Properly using the muscles of the core is essential to the stability of the lumbar spine and pelvis when we are moving or holding a position for an extended period of time. The deeper muscles of the Pelvic Floor, The Transversus Abdominus, and The Diaphragm (the reason that breath is so important for core stabilization) need to work together. Often, we over-utilize our more superficial muscles such as the Rectus Abdominis (think ‘6 pack’) causing our spines to flex putting unneeded pressure on the vertebrae - or we use an aggressive bracing strategy where we hold our breath and push out with the belly. This is not a position that can last very long and can cause us to make our muscles weaker in the long term. Discovering how and when to use your core muscles can be challenging.
First, find your core like this:
Lie down on your back with your knees bent. Get your pelvis and back in a neutral position by making sure the front of your hip bones and the front of your pelvis are on the same plane. A little space should be under your low back. Put your fingers on the front of your hip bones and walk them in towards your belly an inch. Take a breath in and forcefully exhale through pursed lips as you draw the muscle under your fingers in as if you are cinching up a belt. Do not allow your back to flex or flatten, your butt to squeeze, or your pelvis to move at all. You should feel your pelvic floor muscles help. That is your Transversus Abdominus engaging. Now use that muscle engagement while building strength in the following exercises:

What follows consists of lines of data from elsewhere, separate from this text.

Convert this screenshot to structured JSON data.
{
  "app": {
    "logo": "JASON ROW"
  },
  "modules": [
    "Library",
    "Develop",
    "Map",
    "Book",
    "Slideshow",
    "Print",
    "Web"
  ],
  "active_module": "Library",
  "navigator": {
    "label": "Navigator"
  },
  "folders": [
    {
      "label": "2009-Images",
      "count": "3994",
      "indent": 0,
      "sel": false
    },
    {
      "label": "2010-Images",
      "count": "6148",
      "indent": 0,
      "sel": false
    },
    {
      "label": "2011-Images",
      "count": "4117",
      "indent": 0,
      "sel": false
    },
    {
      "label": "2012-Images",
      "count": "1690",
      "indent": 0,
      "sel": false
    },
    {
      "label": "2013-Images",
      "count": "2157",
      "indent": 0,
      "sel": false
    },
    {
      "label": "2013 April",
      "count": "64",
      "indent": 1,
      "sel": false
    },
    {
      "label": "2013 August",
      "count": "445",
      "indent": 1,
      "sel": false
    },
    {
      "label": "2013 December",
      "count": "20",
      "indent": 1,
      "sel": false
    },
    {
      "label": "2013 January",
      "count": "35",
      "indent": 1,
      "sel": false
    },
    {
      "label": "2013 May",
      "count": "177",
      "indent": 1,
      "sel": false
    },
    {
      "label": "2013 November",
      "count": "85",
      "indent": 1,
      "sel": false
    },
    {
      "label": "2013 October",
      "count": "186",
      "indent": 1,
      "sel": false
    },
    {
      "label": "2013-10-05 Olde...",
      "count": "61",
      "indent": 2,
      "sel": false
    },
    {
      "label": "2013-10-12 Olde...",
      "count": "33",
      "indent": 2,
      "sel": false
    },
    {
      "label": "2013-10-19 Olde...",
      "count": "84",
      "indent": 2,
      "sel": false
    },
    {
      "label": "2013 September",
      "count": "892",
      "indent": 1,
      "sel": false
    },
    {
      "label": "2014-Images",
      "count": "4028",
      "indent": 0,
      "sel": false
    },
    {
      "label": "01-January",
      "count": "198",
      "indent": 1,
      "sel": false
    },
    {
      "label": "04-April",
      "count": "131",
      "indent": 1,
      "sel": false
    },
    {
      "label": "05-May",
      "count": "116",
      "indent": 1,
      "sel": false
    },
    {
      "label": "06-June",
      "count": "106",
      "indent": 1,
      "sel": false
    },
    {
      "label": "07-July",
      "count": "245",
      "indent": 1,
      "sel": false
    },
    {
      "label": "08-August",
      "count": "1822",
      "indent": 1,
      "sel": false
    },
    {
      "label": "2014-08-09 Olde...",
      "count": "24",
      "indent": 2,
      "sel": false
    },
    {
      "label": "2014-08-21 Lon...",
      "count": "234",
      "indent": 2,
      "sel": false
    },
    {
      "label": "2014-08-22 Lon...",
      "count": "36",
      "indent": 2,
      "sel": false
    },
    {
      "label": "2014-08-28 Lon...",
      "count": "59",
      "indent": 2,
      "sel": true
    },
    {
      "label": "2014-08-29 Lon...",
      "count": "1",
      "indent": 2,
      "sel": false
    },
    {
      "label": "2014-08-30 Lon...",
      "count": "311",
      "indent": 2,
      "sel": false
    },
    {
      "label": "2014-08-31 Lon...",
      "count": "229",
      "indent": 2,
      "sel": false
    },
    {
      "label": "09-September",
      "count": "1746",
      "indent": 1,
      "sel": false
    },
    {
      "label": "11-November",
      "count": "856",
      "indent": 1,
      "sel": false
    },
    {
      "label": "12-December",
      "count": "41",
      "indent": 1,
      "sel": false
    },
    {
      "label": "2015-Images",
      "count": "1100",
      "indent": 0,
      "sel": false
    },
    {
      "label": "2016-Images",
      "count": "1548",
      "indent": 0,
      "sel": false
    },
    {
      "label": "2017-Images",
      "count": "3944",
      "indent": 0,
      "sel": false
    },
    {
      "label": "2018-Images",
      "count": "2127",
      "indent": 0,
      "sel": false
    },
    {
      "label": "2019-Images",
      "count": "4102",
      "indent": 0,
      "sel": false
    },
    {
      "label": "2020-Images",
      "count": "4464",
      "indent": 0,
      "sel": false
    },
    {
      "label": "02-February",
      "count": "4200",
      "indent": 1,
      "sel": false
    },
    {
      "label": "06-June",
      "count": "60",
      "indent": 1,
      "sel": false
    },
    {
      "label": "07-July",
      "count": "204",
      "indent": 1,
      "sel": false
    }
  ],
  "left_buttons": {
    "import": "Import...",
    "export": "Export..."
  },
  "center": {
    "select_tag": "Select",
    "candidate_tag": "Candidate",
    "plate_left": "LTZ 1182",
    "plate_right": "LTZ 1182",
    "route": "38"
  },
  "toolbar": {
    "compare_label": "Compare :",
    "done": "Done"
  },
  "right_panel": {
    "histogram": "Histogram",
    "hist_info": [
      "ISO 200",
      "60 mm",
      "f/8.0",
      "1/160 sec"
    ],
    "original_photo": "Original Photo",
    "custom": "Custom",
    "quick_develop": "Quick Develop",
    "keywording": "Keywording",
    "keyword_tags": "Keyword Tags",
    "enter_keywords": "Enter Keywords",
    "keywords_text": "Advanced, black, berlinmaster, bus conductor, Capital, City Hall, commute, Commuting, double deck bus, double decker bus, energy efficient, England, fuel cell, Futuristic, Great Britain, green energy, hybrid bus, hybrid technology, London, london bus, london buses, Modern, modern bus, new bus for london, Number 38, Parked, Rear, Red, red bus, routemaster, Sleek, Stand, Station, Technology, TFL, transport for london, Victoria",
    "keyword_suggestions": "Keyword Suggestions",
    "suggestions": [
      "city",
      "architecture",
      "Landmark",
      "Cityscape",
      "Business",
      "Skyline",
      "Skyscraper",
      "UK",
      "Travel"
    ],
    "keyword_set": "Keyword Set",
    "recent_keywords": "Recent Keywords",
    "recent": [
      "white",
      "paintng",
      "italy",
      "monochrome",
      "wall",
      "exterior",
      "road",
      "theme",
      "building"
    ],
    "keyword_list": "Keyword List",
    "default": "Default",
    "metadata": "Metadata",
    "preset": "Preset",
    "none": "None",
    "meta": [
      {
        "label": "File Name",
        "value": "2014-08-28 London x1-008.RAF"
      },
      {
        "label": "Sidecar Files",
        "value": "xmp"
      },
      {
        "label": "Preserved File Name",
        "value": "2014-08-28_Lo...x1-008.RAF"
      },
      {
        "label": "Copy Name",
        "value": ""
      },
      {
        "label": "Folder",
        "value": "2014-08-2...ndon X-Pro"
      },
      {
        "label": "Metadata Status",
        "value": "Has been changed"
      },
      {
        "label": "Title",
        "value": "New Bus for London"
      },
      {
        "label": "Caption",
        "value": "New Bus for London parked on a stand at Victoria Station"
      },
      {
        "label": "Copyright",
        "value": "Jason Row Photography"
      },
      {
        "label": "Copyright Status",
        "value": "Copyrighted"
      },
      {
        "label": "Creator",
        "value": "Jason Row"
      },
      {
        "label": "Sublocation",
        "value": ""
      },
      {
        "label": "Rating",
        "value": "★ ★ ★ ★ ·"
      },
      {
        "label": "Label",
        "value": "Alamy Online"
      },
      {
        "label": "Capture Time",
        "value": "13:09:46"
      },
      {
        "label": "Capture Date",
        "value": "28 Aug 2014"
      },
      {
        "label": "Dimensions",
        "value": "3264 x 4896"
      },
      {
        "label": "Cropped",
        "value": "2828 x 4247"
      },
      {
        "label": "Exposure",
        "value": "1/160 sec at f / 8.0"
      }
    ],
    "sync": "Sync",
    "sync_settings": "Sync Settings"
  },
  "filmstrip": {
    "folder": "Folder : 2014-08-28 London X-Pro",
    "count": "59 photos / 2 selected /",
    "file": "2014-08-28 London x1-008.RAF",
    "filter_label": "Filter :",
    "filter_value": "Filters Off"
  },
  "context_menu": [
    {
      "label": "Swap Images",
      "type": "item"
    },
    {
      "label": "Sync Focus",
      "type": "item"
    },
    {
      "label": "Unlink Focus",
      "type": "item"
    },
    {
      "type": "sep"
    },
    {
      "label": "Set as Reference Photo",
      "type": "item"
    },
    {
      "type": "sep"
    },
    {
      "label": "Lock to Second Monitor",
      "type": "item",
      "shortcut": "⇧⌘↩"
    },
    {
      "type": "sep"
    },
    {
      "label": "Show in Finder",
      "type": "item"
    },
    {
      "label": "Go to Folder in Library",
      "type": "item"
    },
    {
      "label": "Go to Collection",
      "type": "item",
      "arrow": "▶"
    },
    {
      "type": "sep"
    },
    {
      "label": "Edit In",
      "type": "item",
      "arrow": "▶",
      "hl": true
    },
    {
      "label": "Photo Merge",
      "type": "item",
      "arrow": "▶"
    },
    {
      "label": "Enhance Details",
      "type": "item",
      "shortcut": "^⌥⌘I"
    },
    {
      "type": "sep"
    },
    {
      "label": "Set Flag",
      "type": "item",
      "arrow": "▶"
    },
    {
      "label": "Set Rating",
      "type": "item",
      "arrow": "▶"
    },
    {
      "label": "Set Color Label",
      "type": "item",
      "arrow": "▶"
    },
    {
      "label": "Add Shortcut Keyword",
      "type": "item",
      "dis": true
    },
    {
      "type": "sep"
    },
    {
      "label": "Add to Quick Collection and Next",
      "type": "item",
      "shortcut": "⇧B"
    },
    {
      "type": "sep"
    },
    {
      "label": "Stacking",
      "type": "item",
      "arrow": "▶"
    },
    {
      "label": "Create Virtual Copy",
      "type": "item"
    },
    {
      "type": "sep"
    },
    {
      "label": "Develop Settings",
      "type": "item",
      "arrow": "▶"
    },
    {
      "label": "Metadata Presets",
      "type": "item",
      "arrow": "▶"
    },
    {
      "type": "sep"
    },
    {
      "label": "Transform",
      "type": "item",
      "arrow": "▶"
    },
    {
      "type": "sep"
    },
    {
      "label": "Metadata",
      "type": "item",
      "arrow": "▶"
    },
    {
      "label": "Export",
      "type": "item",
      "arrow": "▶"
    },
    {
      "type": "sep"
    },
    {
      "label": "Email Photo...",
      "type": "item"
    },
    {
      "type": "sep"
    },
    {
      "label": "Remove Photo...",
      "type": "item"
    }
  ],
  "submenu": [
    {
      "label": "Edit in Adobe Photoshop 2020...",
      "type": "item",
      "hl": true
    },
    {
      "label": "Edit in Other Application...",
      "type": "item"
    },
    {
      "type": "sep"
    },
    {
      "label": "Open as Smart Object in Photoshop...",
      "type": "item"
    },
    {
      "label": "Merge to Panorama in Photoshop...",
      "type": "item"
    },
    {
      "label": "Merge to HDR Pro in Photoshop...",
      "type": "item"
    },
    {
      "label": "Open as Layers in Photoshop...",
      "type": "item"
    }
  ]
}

3. (or Pall of Press)
I recommend working with a personal trainer or physical therapist to make sure your form is correct whenever starting a new exercise program. Keep in mind, all of these exercises are meant to be done slowly, paying attention to how your muscles are working and only do as many repetitions while maintaining form. Ensure you are breathing throughout each exercise and not holding your breath.
American Council On Exercise - Certified Personal Trainer
ACE - Certified Health Coach
Nutritional Therapy Association - Certified Nutritional Therapy Practitioner